I owed a lot of money, I knew that. But letting people know the details of it, the extent? That was hard. My debt made me feel weak. And even though I knew something had to be done about it, and I knew I needed help figuring it out, I didn’t want to appear weak. I wanted help badly, but I didn’t want anyone to know how badly I needed it. It’s stupid, I know. But feelings.
So there we were, my gentleman and me, sitting at the table with all my money owed glowing from my laptop’s screen, and duplicated in his hand on the back of a blank envelope.
He wasn’t trying to make me feel bad, he insisted, “but holy shit. If I were you I’d be freaking out about this,”he said. “How are you not freaking out about this?”
After a few more talkings-to, he set out to help me make a plan:
1.) Determine your monthly income
First he asked me: “How much money do you make. What’s your monthly income.”
I make 47k/annually, paid out twice monthly. After taxes and dental and everything else, that comes out to $2,844/ month.
2.) Determine your fixed expenses.
Then, “What are your bills. What do you have to pay every single month. Not your credit cards, not that shit. We’ll get to that later.”
My rent, my car payment, car insurance. My cell phone bill, my internet, electric.
“What else?” Netflix, hulu, gym membership.
“Cancel that shit,” he said. “You don’t need it.”
I pay my friend every month for Coachella.
“Poor people don’t get to go to Coachella,” he told me. I said nothing.
“Student loans,” he continued. “Yes?” Yes.
We took my monthly income. Subtracted all my monthly expenses – my rent, utilities, internet, phone bill, my car, insurance. I kept Coachella.
3.) Determine your flexible expenses.
We took what was left. “How much do you spend on groceries a week?”
I’d spent $40ish the last time I’d gone.
“Let’s just say $75. So we’ll give you $300 a month for food.”
I also need gas. I fill up.. Idk every 8, 9 days?
4.) Do the maths.
After all that we looked at what was left.
About $1000. I understood it as 70% of a paycheck. He explained instead that it’s 35% of my income, and to provide some comfort he said it’s not that bad.
I don’t think he asked me if I can do it. I think he said it’s what I have to do.
A few things I learned that night and in the following days:
- Good intentions don’t pay bills. Acknowledging a problem is not in itself a solution. I needed a plan, with numbers and limits.

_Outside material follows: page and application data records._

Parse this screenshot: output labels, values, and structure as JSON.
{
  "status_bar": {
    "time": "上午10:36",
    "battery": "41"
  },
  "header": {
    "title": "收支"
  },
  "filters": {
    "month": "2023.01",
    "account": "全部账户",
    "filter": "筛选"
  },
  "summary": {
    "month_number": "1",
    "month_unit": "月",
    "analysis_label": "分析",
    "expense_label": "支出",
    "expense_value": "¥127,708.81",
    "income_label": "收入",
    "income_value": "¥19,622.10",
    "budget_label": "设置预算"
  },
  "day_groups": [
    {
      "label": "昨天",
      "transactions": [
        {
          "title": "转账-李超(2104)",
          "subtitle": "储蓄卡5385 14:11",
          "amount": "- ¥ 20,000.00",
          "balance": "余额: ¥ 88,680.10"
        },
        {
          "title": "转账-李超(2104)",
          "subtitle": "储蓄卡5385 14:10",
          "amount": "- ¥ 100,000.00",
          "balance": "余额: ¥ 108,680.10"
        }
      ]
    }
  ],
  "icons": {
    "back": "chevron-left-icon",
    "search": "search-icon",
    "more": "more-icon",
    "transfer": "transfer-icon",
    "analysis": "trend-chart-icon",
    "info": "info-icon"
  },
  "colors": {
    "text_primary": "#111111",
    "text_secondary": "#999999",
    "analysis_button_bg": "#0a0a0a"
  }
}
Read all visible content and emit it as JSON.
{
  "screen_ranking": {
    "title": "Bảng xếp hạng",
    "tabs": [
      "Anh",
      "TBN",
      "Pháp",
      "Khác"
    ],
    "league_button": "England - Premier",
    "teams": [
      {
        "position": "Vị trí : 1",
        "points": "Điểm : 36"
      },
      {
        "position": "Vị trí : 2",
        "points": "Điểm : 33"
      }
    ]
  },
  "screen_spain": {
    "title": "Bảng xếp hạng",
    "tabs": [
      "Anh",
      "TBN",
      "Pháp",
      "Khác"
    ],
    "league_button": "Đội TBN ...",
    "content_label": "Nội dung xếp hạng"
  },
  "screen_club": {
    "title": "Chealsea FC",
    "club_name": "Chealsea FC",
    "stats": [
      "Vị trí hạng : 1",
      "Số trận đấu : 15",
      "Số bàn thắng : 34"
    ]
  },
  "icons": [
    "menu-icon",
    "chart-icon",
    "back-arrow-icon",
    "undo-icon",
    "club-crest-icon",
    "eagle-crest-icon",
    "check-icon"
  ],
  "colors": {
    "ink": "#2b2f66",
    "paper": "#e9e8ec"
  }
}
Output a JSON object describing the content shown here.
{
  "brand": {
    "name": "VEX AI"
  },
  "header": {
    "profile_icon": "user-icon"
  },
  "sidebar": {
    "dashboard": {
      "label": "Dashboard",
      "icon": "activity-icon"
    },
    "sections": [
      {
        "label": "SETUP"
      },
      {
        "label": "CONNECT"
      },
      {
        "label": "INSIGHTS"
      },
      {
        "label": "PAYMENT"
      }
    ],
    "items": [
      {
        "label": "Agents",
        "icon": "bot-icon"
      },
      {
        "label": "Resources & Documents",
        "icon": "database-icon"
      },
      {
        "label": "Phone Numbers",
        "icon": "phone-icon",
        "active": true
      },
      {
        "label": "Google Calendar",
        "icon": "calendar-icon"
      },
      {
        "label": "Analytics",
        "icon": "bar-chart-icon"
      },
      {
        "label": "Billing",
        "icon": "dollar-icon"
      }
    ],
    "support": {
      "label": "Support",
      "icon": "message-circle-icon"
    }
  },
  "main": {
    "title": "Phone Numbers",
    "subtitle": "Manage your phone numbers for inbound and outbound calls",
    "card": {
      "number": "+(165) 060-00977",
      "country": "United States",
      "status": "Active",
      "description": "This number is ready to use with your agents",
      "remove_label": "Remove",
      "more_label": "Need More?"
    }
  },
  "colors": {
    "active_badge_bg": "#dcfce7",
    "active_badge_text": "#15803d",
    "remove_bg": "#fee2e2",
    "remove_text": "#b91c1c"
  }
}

- Overestimate your spending. Limiting my food budget to $40/week would be more challenging and more miserable. Giving the wiggle room of $75 is realistic and even leaves room for optimism. (I try to stick to the $40 anyway, and don’t freak out if I go a bit over as long as I’m within that $75.)
- Have some perspective. My coworkers invited me to grab acai bowls with them for lunch. While it sounded tempting, I had already packed a lunch and an $8 bowl did not sound like it was worth 20% of my self-imposed food budget. Thinking about your spending this way can help you avoid impulse purchases.
Make Your Own Plan:
- Determine your monthly income – After taxes, what is your take home pay each month?
- Determine your fixed expenses – These are the absolute necessities that keep a roof over your head, the lights on in your home, etc
- Determine your flexible expenses – These are also necessities, but you have a bit more control in the ultimate cost. For me it’s just gas and groceries.
- The magic formula: Value 1 – Value 2 – Value 3 = USE THIS AMOUNT TO PAY OFF YOUR DEBT.
(Please note that I am broke as a hiliariously unfunny joke, so I don’t factor in / allow for discretionary or frivolous spending. This is a plan for hardxcore debt reduction so bear with me.)
The real figures:
$2,844 monthly income.
– $690 rent
– $56 internet
– $15 electric
(residential expenses: $761)
– $301 car payment
– $75 car insurance
– $66 cell phone bill
(mobile expenses, pun intended: $442)
-$1,324 fixed expenses.
-($75 x 4) groceries
-($35 x 4) gas
-$440 flexible expenses.
$2,844 – $1,324 – $440 =
Rounding this down to $1000 means I have $80/month that I can save. BONUS!
The plan isn’t at all disheartening. In fact, for me it’s exciting to have rules and I am relieved to have put this all out on the table, literally. Finally someone had looked at my mess and was just real about it. Was just like, Yeah this is fucked up, and this is gonna be tight, but you can make it out of this. I was, and still am, filled with a refreshed optimism and I feel so ready to start tackling this money monster.
Next post: Making a plan to stick to the plan.